EXERCISE DESCRIPTION >>
Return each line of the records holding the string "Tipo".

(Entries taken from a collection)
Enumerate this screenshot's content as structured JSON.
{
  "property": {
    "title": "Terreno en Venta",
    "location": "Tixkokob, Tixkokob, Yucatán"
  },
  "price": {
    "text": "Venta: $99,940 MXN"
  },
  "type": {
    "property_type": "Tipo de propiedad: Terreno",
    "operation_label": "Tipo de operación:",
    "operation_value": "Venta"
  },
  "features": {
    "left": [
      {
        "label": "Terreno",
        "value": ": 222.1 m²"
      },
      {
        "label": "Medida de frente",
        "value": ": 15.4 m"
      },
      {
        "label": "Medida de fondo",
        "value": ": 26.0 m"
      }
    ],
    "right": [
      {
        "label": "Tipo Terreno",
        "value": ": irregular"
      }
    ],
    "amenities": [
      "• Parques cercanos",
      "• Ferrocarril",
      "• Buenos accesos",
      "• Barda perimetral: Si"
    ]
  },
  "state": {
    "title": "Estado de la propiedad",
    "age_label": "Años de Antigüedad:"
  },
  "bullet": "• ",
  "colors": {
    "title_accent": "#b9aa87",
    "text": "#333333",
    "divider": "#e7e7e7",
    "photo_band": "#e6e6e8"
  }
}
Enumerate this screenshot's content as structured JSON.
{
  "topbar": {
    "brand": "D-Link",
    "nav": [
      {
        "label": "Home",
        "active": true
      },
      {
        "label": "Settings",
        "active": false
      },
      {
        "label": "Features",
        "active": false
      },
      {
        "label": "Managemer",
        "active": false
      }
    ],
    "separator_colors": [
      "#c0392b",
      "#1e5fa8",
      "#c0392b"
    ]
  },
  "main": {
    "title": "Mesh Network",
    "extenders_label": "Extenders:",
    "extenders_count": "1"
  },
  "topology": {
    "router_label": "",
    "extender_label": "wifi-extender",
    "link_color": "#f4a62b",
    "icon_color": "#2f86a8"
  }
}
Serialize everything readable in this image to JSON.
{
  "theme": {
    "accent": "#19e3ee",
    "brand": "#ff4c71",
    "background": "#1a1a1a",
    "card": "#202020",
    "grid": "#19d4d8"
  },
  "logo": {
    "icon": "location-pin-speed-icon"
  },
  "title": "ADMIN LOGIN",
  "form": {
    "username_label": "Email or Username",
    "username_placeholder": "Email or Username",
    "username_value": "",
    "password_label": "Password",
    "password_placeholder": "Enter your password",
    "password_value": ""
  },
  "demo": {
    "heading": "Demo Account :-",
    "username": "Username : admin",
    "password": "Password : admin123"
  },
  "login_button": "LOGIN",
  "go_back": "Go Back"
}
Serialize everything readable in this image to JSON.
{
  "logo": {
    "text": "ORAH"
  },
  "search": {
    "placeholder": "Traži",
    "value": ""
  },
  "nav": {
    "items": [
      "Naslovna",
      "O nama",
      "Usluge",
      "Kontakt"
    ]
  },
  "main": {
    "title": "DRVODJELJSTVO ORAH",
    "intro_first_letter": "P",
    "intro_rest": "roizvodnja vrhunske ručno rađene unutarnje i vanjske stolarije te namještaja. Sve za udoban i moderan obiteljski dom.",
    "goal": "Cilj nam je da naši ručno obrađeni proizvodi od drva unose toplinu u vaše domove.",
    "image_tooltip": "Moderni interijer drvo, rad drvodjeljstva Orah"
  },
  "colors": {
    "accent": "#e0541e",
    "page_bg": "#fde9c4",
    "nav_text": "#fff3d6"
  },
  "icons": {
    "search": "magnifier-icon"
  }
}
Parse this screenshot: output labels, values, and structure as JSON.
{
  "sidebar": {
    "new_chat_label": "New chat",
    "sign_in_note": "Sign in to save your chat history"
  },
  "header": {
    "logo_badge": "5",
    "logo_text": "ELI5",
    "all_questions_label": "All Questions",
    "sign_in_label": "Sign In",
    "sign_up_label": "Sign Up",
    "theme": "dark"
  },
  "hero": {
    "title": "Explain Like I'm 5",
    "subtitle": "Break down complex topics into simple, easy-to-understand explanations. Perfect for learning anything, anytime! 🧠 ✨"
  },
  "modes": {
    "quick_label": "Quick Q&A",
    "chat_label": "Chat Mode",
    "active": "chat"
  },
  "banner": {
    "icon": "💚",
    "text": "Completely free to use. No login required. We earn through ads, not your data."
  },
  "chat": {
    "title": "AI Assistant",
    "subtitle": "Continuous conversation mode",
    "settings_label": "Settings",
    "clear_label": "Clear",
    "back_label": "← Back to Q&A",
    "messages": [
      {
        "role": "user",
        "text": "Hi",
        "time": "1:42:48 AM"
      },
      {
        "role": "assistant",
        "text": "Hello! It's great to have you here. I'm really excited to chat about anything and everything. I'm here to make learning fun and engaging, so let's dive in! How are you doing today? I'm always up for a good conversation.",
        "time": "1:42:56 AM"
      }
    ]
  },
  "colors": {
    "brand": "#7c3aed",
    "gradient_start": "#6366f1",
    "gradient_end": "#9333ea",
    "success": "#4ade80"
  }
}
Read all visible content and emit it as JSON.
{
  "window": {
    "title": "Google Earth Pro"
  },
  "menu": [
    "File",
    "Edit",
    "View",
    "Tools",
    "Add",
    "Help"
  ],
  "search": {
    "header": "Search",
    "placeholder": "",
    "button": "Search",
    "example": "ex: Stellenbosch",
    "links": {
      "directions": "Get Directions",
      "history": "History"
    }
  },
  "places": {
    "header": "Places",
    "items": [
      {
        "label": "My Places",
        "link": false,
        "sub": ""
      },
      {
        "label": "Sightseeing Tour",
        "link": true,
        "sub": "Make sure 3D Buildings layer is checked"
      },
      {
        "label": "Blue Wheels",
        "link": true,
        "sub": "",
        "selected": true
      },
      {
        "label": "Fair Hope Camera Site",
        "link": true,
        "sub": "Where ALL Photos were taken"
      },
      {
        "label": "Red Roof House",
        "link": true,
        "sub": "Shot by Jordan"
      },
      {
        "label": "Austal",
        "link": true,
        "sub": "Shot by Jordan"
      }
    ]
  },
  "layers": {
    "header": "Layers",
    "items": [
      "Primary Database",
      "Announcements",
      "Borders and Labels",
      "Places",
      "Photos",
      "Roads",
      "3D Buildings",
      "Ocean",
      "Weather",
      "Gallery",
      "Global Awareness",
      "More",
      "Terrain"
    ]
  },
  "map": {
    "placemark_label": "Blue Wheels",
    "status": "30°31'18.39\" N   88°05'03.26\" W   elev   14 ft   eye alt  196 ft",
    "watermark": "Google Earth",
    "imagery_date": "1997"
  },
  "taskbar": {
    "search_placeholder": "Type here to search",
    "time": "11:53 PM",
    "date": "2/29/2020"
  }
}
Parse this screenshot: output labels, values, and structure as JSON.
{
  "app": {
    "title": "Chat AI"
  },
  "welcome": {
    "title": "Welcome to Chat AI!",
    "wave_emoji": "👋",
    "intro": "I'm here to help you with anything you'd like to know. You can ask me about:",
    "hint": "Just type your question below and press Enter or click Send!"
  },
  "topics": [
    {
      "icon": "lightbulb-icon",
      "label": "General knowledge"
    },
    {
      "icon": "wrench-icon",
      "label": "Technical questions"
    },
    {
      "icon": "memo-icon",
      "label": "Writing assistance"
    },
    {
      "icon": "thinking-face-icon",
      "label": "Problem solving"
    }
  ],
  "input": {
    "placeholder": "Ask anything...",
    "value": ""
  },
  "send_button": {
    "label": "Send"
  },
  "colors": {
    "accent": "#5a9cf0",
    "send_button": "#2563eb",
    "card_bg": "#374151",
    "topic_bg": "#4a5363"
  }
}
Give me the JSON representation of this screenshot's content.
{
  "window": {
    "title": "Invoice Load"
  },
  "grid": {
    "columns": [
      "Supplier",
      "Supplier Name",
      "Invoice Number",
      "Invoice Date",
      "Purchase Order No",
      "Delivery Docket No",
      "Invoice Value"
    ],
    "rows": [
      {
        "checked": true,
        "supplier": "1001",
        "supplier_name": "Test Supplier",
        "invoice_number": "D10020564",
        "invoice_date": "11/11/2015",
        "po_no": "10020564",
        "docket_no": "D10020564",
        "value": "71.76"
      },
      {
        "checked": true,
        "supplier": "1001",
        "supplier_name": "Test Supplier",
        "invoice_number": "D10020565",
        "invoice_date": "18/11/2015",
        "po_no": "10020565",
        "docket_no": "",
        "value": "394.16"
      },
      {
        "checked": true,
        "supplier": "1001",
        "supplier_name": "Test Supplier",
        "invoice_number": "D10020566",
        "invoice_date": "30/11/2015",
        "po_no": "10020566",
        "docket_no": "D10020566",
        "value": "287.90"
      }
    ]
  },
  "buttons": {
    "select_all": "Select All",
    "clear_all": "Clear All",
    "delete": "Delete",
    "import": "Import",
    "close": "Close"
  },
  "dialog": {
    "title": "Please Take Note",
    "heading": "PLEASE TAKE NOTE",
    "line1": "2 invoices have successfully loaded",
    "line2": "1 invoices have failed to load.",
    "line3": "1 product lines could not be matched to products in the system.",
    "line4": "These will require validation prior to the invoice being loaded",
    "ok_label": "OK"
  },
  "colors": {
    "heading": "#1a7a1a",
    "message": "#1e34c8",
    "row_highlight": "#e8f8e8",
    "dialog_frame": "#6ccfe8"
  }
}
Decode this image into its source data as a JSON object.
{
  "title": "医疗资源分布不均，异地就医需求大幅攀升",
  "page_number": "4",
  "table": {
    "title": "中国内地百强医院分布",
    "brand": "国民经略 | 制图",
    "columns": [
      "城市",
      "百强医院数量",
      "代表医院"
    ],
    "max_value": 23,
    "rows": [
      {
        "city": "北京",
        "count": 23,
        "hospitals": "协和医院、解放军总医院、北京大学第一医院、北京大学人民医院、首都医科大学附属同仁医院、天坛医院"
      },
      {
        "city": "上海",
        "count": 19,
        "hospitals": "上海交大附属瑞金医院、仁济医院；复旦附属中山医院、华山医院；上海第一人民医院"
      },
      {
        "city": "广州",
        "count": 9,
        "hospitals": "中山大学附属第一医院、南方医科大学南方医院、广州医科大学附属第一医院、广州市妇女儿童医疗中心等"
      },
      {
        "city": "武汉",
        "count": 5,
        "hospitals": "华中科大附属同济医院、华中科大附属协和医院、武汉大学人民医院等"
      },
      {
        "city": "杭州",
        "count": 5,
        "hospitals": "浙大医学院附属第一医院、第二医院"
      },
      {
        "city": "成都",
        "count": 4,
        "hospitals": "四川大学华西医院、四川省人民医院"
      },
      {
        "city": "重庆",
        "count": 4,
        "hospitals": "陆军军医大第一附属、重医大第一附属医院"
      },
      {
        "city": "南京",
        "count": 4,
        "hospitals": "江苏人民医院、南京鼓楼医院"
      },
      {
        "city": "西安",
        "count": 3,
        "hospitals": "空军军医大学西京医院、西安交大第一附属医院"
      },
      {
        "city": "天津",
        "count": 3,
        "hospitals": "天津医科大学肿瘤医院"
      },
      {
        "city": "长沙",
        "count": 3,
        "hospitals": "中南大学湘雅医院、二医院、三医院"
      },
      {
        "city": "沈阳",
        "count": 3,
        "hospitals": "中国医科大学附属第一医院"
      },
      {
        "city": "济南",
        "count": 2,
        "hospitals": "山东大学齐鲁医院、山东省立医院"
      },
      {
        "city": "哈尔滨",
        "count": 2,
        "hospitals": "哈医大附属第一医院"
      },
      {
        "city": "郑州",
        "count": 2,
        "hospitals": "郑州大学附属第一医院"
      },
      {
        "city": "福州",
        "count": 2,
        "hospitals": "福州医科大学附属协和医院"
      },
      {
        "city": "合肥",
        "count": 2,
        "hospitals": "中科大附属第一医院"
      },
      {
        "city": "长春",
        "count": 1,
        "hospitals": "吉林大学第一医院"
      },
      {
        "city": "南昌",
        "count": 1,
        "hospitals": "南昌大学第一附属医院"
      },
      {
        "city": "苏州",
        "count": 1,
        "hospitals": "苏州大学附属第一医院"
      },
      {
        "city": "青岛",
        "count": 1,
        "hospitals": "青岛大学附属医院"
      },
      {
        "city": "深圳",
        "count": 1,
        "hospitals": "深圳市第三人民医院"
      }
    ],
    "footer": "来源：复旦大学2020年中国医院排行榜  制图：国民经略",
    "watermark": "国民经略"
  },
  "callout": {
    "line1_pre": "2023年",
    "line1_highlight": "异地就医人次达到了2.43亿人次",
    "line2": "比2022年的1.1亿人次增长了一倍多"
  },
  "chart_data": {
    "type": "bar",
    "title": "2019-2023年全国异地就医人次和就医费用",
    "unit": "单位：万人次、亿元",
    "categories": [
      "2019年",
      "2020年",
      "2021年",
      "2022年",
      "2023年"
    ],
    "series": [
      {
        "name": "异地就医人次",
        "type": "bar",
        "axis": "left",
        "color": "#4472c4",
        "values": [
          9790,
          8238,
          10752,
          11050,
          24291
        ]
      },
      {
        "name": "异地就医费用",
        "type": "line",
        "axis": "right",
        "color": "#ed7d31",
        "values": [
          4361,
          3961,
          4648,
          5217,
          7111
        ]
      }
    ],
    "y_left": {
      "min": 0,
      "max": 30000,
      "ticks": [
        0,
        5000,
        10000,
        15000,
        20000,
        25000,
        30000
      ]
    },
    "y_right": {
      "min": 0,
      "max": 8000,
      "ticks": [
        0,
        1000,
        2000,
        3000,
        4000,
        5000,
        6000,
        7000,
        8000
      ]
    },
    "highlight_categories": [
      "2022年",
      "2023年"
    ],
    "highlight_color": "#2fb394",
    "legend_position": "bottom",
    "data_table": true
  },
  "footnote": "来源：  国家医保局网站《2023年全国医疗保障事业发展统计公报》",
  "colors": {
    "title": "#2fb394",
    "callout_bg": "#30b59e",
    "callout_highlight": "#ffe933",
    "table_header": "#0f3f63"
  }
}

EXERCISE OUTPUT >>
    "property_type": "Tipo de propiedad: Terreno",
    "operation_label": "Tipo de operación:",
        "label": "Tipo Terreno",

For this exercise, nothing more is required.